Boosting the company’s capital return program could become an annual April event for Apple. The iPhone maker increased its capital return program to $100 billion in April 2013, including share buybacks and dividends. Then Apple raised it by $30 billion in April last year, adding a dividend increase and seven-for-one stock split.
While Apple has been praised by activist shareholder Carl Icahn for returning cash, he’s been pushing for more. Cook has already signaled that the company may increase buybacks again after the company’s cash hoard grew by about $23 billion in the December quarter with the introduction of more expensive iPhones. Apple has also raised the equivalent of more than $40 billion in debt in less than two years to help finance dividends and buybacks, letting it return more money to investors without incurring U.S. taxes on foreign profits.
The one dark spot for Apple is shrinking tablet sales, which are on track for a fifth straight quarter of decline, by 17 percent to 13.6 million units, according to the average of analysts’ estimates.
A key question - although one that probably won’t be addressed this time - is Apple’s plans for a larger-screen iPad, which could appeal to business users and help breathe new life into sales. Production of a new 12.9-inch screen iPad has been delayed to about September because of difficulties in procuring display panels, people with knowledge of the matter have said.

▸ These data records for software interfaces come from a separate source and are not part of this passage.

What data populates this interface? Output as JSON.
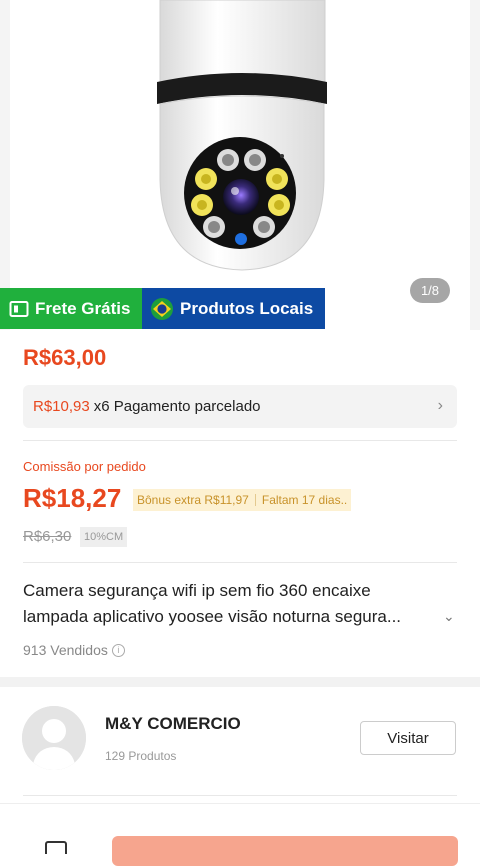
{
  "gallery": {
    "page_indicator": "1/8"
  },
  "badges": {
    "frete": "Frete Grátis",
    "locais": "Produtos Locais"
  },
  "price": "R$63,00",
  "installment": {
    "amount": "R$10,93",
    "text": "x6 Pagamento parcelado"
  },
  "commission": {
    "label": "Comissão por pedido",
    "value": "R$18,27",
    "bonus": "Bônus extra R$11,97",
    "deadline": "Faltam 17 dias..",
    "old_value": "R$6,30",
    "percent": "10%CM"
  },
  "product": {
    "title": "Camera segurança wifi ip sem fio 360 encaixe lampada aplicativo yoosee visão noturna segura...",
    "sold": "913 Vendidos"
  },
  "store": {
    "name": "M&Y COMERCIO",
    "count": "129 Produtos",
    "visit_label": "Visitar"
  },
  "colors": {
    "accent": "#e8481f",
    "frete_bg": "#20b03d",
    "locais_bg": "#0d4aa3",
    "bonus_bg": "#fdf1d2"
  }
}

Nonetheless, iPads remain a key opportunity for Apple because the devices can be used for field work and as laptop replacements. Apple announced a partnership last year with International Business Machines Corp. to create mobile software for businesses and for IBM to help sell iPads to corporate customers.